* **YOUR INSTRUCTIONS**: Below is a block of records; please copy all of them exactly.

BEGIN TASK INPUTS

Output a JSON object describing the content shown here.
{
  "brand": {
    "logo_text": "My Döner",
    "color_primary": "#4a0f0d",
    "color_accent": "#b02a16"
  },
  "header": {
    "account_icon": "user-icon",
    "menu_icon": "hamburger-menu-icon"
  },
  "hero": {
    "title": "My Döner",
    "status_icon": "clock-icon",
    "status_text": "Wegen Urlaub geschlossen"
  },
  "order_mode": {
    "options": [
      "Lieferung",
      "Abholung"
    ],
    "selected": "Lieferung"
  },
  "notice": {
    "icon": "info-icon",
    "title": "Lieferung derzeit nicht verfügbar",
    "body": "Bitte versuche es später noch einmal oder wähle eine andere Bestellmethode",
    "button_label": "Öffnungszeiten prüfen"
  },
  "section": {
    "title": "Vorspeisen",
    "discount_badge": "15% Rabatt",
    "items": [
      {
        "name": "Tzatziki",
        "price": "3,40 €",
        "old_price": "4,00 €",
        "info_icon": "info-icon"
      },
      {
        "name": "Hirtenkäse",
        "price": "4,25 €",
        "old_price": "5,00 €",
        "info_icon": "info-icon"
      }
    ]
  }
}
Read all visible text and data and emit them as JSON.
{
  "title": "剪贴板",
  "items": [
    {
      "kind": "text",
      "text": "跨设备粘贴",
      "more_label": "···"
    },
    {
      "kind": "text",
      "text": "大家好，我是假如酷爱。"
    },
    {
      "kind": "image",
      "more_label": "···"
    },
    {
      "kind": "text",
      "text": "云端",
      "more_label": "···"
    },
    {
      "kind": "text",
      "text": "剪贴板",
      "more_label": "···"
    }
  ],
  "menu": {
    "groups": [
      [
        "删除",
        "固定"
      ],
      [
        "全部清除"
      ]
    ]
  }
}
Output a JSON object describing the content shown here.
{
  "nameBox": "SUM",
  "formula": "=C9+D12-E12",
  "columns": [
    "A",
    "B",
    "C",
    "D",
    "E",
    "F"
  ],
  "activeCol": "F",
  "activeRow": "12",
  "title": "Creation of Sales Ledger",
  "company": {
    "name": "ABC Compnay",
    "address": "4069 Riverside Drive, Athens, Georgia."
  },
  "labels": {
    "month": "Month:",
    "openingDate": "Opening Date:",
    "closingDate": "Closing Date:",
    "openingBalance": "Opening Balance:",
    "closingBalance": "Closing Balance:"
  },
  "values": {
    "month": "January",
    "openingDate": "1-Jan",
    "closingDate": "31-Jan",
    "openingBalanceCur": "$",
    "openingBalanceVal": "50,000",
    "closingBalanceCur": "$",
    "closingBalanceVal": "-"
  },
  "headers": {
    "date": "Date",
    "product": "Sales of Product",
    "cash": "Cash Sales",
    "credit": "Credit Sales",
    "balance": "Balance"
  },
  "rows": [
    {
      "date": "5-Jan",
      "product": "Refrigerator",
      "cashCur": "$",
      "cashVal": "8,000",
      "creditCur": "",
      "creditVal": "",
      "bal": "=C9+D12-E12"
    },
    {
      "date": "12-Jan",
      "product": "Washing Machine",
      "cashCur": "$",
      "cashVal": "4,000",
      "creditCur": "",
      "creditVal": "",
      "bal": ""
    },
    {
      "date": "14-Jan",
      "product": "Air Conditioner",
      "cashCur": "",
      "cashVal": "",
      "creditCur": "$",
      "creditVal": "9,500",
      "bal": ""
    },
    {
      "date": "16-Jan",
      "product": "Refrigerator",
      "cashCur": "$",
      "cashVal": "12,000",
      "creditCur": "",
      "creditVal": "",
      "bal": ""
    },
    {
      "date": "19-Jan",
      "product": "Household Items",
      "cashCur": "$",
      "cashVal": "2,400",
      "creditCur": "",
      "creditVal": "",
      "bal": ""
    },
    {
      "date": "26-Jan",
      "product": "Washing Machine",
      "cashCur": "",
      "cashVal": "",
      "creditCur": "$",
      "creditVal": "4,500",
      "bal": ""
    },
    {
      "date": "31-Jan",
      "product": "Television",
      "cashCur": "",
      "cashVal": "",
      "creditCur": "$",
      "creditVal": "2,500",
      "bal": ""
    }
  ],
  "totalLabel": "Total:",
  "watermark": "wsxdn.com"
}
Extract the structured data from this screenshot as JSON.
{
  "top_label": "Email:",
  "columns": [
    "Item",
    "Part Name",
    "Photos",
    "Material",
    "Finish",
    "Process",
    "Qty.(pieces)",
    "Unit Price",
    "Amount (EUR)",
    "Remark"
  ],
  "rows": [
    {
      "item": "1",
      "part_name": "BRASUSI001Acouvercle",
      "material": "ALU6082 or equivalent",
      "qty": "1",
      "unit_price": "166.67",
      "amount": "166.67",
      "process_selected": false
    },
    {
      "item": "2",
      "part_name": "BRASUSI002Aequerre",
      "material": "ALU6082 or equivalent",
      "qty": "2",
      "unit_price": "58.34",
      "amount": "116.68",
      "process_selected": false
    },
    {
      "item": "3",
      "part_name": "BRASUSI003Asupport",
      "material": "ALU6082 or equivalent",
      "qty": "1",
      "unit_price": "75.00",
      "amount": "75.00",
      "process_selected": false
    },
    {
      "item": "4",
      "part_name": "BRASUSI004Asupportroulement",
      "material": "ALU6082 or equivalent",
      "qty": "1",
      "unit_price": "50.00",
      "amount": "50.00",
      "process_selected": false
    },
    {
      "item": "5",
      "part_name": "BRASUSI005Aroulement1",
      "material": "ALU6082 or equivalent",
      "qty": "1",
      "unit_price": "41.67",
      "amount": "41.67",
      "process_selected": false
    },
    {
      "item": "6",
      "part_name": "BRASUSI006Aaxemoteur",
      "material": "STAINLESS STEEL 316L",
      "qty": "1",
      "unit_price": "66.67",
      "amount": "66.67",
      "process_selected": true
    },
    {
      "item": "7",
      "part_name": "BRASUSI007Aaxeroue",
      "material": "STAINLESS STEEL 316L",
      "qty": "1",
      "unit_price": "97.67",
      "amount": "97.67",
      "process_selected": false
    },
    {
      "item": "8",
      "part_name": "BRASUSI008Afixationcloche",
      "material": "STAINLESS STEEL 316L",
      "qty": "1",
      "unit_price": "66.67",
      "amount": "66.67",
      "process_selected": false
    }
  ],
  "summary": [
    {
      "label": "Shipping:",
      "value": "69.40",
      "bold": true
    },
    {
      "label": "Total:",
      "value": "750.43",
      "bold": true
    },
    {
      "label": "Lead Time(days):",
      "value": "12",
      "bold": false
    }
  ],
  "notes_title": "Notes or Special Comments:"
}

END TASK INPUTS

* **ANSWER FOR THE TASK**:
Output a JSON object describing the content shown here.
{
  "brand": {
    "logo_text": "My Döner",
    "color_primary": "#4a0f0d",
    "color_accent": "#b02a16"
  },
  "header": {
    "account_icon": "user-icon",
    "menu_icon": "hamburger-menu-icon"
  },
  "hero": {
    "title": "My Döner",
    "status_icon": "clock-icon",
    "status_text": "Wegen Urlaub geschlossen"
  },
  "order_mode": {
    "options": [
      "Lieferung",
      "Abholung"
    ],
    "selected": "Lieferung"
  },
  "notice": {
    "icon": "info-icon",
    "title": "Lieferung derzeit nicht verfügbar",
    "body": "Bitte versuche es später noch einmal oder wähle eine andere Bestellmethode",
    "button_label": "Öffnungszeiten prüfen"
  },
  "section": {
    "title": "Vorspeisen",
    "discount_badge": "15% Rabatt",
    "items": [
      {
        "name": "Tzatziki",
        "price": "3,40 €",
        "old_price": "4,00 €",
        "info_icon": "info-icon"
      },
      {
        "name": "Hirtenkäse",
        "price": "4,25 €",
        "old_price": "5,00 €",
        "info_icon": "info-icon"
      }
    ]
  }
}
Read all visible text and data and emit them as JSON.
{
  "title": "剪贴板",
  "items": [
    {
      "kind": "text",
      "text": "跨设备粘贴",
      "more_label": "···"
    },
    {
      "kind": "text",
      "text": "大家好，我是假如酷爱。"
    },
    {
      "kind": "image",
      "more_label": "···"
    },
    {
      "kind": "text",
      "text": "云端",
      "more_label": "···"
    },
    {
      "kind": "text",
      "text": "剪贴板",
      "more_label": "···"
    }
  ],
  "menu": {
    "groups": [
      [
        "删除",
        "固定"
      ],
      [
        "全部清除"
      ]
    ]
  }
}
Output a JSON object describing the content shown here.
{
  "nameBox": "SUM",
  "formula": "=C9+D12-E12",
  "columns": [
    "A",
    "B",
    "C",
    "D",
    "E",
    "F"
  ],
  "activeCol": "F",
  "activeRow": "12",
  "title": "Creation of Sales Ledger",
  "company": {
    "name": "ABC Compnay",
    "address": "4069 Riverside Drive, Athens, Georgia."
  },
  "labels": {
    "month": "Month:",
    "openingDate": "Opening Date:",
    "closingDate": "Closing Date:",
    "openingBalance": "Opening Balance:",
    "closingBalance": "Closing Balance:"
  },
  "values": {
    "month": "January",
    "openingDate": "1-Jan",
    "closingDate": "31-Jan",
    "openingBalanceCur": "$",
    "openingBalanceVal": "50,000",
    "closingBalanceCur": "$",
    "closingBalanceVal": "-"
  },
  "headers": {
    "date": "Date",
    "product": "Sales of Product",
    "cash": "Cash Sales",
    "credit": "Credit Sales",
    "balance": "Balance"
  },
  "rows": [
    {
      "date": "5-Jan",
      "product": "Refrigerator",
      "cashCur": "$",
      "cashVal": "8,000",
      "creditCur": "",
      "creditVal": "",
      "bal": "=C9+D12-E12"
    },
    {
      "date": "12-Jan",
      "product": "Washing Machine",
      "cashCur": "$",
      "cashVal": "4,000",
      "creditCur": "",
      "creditVal": "",
      "bal": ""
    },
    {
      "date": "14-Jan",
      "product": "Air Conditioner",
      "cashCur": "",
      "cashVal": "",
      "creditCur": "$",
      "creditVal": "9,500",
      "bal": ""
    },
    {
      "date": "16-Jan",
      "product": "Refrigerator",
      "cashCur": "$",
      "cashVal": "12,000",
      "creditCur": "",
      "creditVal": "",
      "bal": ""
    },
    {
      "date": "19-Jan",
      "product": "Household Items",
      "cashCur": "$",
      "cashVal": "2,400",
      "creditCur": "",
      "creditVal": "",
      "bal": ""
    },
    {
      "date": "26-Jan",
      "product": "Washing Machine",
      "cashCur": "",
      "cashVal": "",
      "creditCur": "$",
      "creditVal": "4,500",
      "bal": ""
    },
    {
      "date": "31-Jan",
      "product": "Television",
      "cashCur": "",
      "cashVal": "",
      "creditCur": "$",
      "creditVal": "2,500",
      "bal": ""
    }
  ],
  "totalLabel": "Total:",
  "watermark": "wsxdn.com"
}
Extract the structured data from this screenshot as JSON.
{
  "top_label": "Email:",
  "columns": [
    "Item",
    "Part Name",
    "Photos",
    "Material",
    "Finish",
    "Process",
    "Qty.(pieces)",
    "Unit Price",
    "Amount (EUR)",
    "Remark"
  ],
  "rows": [
    {
      "item": "1",
      "part_name": "BRASUSI001Acouvercle",
      "material": "ALU6082 or equivalent",
      "qty": "1",
      "unit_price": "166.67",
      "amount": "166.67",
      "process_selected": false
    },
    {
      "item": "2",
      "part_name": "BRASUSI002Aequerre",
      "material": "ALU6082 or equivalent",
      "qty": "2",
      "unit_price": "58.34",
      "amount": "116.68",
      "process_selected": false
    },
    {
      "item": "3",
      "part_name": "BRASUSI003Asupport",
      "material": "ALU6082 or equivalent",
      "qty": "1",
      "unit_price": "75.00",
      "amount": "75.00",
      "process_selected": false
    },
    {
      "item": "4",
      "part_name": "BRASUSI004Asupportroulement",
      "material": "ALU6082 or equivalent",
      "qty": "1",
      "unit_price": "50.00",
      "amount": "50.00",
      "process_selected": false
    },
    {
      "item": "5",
      "part_name": "BRASUSI005Aroulement1",
      "material": "ALU6082 or equivalent",
      "qty": "1",
      "unit_price": "41.67",
      "amount": "41.67",
      "process_selected": false
    },
    {
      "item": "6",
      "part_name": "BRASUSI006Aaxemoteur",
      "material": "STAINLESS STEEL 316L",
      "qty": "1",
      "unit_price": "66.67",
      "amount": "66.67",
      "process_selected": true
    },
    {
      "item": "7",
      "part_name": "BRASUSI007Aaxeroue",
      "material": "STAINLESS STEEL 316L",
      "qty": "1",
      "unit_price": "97.67",
      "amount": "97.67",
      "process_selected": false
    },
    {
      "item": "8",
      "part_name": "BRASUSI008Afixationcloche",
      "material": "STAINLESS STEEL 316L",
      "qty": "1",
      "unit_price": "66.67",
      "amount": "66.67",
      "process_selected": false
    }
  ],
  "summary": [
    {
      "label": "Shipping:",
      "value": "69.40",
      "bold": true
    },
    {
      "label": "Total:",
      "value": "750.43",
      "bold": true
    },
    {
      "label": "Lead Time(days):",
      "value": "12",
      "bold": false
    }
  ],
  "notes_title": "Notes or Special Comments:"
}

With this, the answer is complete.